he program runs (literally) two days a week and every other Saturday. One day focuses on speed and the other on endurance. Often, they play games (voted upon by the kids) that involve running; they have so much fun “they don’t even realize they’re running,” Angela said. Each practice begins with a thorough warm-up and stretch-

ing—and beyond just running, the kids learn the importance of nutrition, hydration, and even proper footwear. Because, like every machine, the body needs the right fuel to run most efficiently. But it’s the unexpected results that Angela has found most rewarding. “We’ve had parents who

weren’t runners become runners to do the race with their kids,” Angela said. She describes running the outdoor trail at the Winslow Sports Complex and coming across one of their first participants running with his mother. They run together twice a week since her son was in the club, the mother told her. And the races themselves often reveals kids at their best. The coaches, club members and parents gather the night before the race for a big pasta dinner to “carb load,” then—all in matching shirts—they start the race together. They don’t finish together because each individual is free to go at his or her own pace—but they all finish. “We’ve had kids walk half the course,” Angela says, “but we’ve never had a kid not finish.” When they’re done, all the club members stay at the finish line to encourage their friends. “Everyone stays and cheers,” Angela said, and describes a community spirit has warmly enveloped the coaches, the kids and even their families. “That wasn’t the goal—but it’s a nice side effect.”

Monroe County YMCA


& HEALTHY KIDS DAY April 13, 2013 Presented by



5K Race Walk

Fun Run

C<8IE s ?<8C s C@M<

For more information and to sign up, visit HT-6180890


Profile for Hoosier Times Inc.

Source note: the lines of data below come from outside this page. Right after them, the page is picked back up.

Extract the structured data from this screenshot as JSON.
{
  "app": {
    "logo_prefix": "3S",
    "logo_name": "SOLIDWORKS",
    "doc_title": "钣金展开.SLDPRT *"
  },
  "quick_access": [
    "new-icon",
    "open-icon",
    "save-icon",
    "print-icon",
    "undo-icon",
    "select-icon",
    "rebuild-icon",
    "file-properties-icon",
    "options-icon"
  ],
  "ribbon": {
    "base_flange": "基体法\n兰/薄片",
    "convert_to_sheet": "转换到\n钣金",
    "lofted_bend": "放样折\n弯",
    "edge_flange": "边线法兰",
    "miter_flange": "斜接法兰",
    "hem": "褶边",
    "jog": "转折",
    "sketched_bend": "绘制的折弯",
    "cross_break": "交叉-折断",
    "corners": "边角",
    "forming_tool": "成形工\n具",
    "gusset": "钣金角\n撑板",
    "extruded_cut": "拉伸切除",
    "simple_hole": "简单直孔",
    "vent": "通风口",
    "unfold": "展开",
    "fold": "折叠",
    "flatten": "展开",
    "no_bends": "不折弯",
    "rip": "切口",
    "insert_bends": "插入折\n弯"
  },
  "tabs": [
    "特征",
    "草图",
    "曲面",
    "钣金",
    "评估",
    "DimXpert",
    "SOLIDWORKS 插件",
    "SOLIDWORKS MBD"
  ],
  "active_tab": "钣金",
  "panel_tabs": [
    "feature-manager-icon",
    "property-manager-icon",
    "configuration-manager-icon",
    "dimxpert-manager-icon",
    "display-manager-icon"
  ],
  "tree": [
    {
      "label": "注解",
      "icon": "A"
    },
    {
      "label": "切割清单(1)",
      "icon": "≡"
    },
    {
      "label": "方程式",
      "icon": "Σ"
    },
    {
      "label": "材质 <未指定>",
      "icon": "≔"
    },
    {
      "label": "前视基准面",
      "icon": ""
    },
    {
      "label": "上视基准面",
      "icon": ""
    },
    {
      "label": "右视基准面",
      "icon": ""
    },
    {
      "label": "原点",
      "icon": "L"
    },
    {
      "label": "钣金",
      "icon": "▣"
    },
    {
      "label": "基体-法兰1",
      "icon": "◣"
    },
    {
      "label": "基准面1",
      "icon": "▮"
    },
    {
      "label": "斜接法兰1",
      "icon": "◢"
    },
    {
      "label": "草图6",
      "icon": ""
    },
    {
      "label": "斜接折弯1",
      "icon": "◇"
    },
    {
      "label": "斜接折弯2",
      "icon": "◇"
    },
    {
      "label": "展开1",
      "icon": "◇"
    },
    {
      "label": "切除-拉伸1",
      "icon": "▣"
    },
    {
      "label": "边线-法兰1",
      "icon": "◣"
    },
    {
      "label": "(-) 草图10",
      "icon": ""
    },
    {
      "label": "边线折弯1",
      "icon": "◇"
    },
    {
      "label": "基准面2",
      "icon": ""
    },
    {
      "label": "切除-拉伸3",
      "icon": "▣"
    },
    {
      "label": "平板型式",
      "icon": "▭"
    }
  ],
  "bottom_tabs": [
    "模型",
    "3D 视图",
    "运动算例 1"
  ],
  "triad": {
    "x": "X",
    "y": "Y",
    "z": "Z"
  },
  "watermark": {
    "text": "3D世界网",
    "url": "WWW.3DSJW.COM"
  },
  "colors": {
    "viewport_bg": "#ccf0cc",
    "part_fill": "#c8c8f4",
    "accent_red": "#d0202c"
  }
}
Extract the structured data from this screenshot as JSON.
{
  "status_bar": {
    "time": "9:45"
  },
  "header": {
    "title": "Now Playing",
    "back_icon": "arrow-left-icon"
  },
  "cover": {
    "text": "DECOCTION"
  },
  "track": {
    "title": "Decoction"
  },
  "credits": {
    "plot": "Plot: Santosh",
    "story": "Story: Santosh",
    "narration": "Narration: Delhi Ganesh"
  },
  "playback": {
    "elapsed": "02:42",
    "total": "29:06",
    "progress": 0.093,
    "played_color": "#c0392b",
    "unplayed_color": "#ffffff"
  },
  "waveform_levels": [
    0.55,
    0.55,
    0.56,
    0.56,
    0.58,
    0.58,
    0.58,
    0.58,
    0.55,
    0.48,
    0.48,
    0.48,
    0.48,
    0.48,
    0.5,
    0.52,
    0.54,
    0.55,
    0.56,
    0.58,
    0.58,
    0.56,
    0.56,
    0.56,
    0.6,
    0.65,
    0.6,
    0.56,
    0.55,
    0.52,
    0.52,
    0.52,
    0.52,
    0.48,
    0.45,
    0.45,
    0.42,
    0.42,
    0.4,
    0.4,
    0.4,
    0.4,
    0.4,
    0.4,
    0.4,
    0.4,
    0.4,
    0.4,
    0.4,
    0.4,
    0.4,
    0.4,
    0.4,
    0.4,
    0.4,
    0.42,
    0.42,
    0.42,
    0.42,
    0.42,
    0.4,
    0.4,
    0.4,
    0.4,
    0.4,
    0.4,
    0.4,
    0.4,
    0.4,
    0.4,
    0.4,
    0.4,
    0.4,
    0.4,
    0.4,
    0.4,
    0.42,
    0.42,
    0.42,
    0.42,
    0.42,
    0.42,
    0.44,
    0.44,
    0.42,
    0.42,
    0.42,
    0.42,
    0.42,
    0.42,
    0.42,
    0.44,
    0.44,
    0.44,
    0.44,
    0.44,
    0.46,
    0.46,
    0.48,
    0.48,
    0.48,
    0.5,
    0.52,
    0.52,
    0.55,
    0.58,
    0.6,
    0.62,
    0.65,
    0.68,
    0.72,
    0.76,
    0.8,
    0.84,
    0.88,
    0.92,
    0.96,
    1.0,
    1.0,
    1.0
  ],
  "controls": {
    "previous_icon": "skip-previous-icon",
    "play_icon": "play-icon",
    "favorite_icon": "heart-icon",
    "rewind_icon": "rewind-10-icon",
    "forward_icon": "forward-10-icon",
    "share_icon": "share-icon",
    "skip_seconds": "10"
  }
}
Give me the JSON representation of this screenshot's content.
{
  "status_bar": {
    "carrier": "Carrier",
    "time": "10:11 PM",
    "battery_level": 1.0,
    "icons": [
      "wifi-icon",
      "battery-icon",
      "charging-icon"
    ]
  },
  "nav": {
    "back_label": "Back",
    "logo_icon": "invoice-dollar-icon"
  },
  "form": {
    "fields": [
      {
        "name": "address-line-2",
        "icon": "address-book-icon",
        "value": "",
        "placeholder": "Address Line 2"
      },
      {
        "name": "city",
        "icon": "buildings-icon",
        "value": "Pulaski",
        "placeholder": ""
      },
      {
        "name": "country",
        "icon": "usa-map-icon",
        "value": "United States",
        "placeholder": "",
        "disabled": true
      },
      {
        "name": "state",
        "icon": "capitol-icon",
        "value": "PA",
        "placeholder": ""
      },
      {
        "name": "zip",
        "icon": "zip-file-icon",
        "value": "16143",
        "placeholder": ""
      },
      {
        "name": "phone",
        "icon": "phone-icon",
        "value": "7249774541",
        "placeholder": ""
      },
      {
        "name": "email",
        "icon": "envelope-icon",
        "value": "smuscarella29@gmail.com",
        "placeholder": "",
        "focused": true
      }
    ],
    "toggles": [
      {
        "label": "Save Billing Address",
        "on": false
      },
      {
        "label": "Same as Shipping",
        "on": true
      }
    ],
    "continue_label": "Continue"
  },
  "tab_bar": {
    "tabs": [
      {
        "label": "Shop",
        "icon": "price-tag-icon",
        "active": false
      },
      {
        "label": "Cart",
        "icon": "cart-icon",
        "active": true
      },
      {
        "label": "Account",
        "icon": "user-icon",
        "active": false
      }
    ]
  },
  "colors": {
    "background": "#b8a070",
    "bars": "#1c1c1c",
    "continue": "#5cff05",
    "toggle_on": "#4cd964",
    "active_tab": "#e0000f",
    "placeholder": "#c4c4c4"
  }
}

Adventure Indiana | Spring 2013  

South-Central Indiana's Adventure Magazine

Adventure Indiana | Spring 2013  

South-Central Indiana's Adventure Magazine